Claude and Claudia -- by Kenneth Turner Blackshaw
These are hard times in the heart of this island winter, and we have ice all about us. But at least most of us have warm homes to go to and plenty to eat. This is not true for our feathered friends. Even so, they brighten our spirits by just being there.
Today I looked out my window and the cherry tree in my yard was festooned with bright red male Cardinals. These are officially known as 'Northern Cardinals' now, Cardinalis cardinalis. When I was growing up, they were 'Richmondena cardinalis. So the birdwatchers in the sky have changed their Genus. Fine with me, since now they are a 'double'. That is, the Genus and species names are the same. I collect sightings of doubles. My favorite is Alle alle -- the Dovekie.
The Cardinal's Latin and also 'common' name come from their bright red color which made people think of the red robes worn by important church officials of that rank. Another bird named after a church rank is the Prothonotary Warbler, which wears a brilliant orange cloak, as does the Vatican official with that title.
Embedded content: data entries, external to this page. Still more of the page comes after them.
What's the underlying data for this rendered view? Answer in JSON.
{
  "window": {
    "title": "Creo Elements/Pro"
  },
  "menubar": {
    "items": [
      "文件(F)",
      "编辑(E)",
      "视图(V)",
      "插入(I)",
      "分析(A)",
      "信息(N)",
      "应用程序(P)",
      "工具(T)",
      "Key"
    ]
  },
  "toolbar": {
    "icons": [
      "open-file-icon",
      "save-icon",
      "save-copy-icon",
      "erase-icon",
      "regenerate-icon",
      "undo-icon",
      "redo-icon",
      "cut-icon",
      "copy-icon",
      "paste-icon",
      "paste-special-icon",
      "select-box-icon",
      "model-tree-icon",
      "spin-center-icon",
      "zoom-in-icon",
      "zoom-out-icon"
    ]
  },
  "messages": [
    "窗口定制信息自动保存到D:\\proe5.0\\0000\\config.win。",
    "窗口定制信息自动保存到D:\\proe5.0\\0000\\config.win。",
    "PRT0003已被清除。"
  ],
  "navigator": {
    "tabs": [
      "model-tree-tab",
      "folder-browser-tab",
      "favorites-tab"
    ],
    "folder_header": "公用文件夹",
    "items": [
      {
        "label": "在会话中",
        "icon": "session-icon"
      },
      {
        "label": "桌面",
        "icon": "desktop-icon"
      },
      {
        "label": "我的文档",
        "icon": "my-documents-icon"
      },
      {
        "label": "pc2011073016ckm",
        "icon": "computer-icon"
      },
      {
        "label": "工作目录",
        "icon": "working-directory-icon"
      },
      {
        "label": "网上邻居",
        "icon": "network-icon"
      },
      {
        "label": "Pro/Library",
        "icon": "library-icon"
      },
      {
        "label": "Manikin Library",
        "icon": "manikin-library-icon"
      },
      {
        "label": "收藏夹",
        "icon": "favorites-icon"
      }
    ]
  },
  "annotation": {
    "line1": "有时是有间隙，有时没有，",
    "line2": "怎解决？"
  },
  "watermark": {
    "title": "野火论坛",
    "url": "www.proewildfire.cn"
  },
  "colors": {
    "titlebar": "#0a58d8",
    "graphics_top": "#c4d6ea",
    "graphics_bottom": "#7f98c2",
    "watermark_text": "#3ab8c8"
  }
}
People often speak to me about seeing so many Cardinals at once at this time of year, and they are right to do so. When breeding season starts, and the birds' thoughts turn to 'love', one male Cardinal really can't stand the presence of another and all kinds of fights break out. But for now, they are social. This change in behavior fascinates scientists because most Cardinals stay within a few miles of where they are hatched for their entire life. So it is the same group of birds, year-round. Now they get along. Later on, the back yard just isn't big enough!
When I was growing up, our winter trees were missing these flashy red ornaments. My only Cardinals were in books. We didn't find them for Nantucket's first Christmas Bird Counts in the fifties and they only appeared in small numbers during the mid-sixties. They have gradually become more ubiquitous. Our most recent count actually produced 301 Cardinals on Nantucket -- amazing.
Is this 'global warming' or something else? Well, Arthur Cleveland Bent, whose birding 'life histories' are a part of every serious bird student's lexicon, writes about the Cardinal's spread northward through the early part of the 20th century and attributes it mainly due to the increase in bird feeding by us humans. So climate changes may have played a role, but it's mainly our desire to have birds around our homes that have brought Cardinals to these latitudes.
And it is a wonderful thing that we have. Cardinals are a charming addition to our landscape. I mentioned the red ones earlier -- the males. Cardinals are sexually dimorphic. That is, you can look at them and tell the boys from the girls. The females are attractive in their own fashion, but less flashy then the beaus. Now I should point out the reason for the title of this article. I had a friend in Colorado who always called the female Cardinals 'Claudia' -- for Claudia Cardinale, the classic movie star. So, it was not too much of a stretch to make the males 'Claude's.
The female Cardinal is shaped like the male. She is a buffy brown color, blending to red on the wings and tail. Both are a bit smaller than a Robin, and have crests. The males are red all over. Both sexes show black around the eyes and throat. Their huge, orange, industrial-strength bills stand out. Bird banders quickly learn to respect this part of a Cardinal's anatomy. Banding Cardinals gives us a clue as to how long they live. Recoveries of dead birds tell us that most Cardinals don't make it past their sixth year, but one super Cardinal made it to age 13!
Cardinals start to think about nesting even now, triggered by the cycle of increasing daylight. I heard the first Cardinal in song over in the State Pines on January 30. Typically they perch atop a tree, allowing them to project their song over a wide territory. It's a wonder to me that more of them don't get picked off by hawks. I mean, imagine -- you are bright red, you sing loudly, why not put yourself in the most exposed spot to do it? Well, it works for Cardinals. Actually the Claudias sing too.
To bring Cardinals to your yard, provide them with sunflower seeds. This is their favorite, and also one that their big beaks can handle easily. If you do feed them, you will notice they are often the first to arrive in the morning and the last to be at the feeder as night falls. Perhaps this is their condescension to being bright red. Part of their courtship ritual is the offering of food, one to the other, so see if this happens around your feeders.
Enjoy their color, their social interaction, and their wonderful 'What Cheeeeeer' song, and remember, spring is coming.
If you enjoy social birding, every Sunday a group meets in the parking lot in front of the Nantucket High School at 8 a.m.
To hear about rare birds, or to leave a bird report call the Massachusetts Audubon hot line at 888-224-6444, option 4.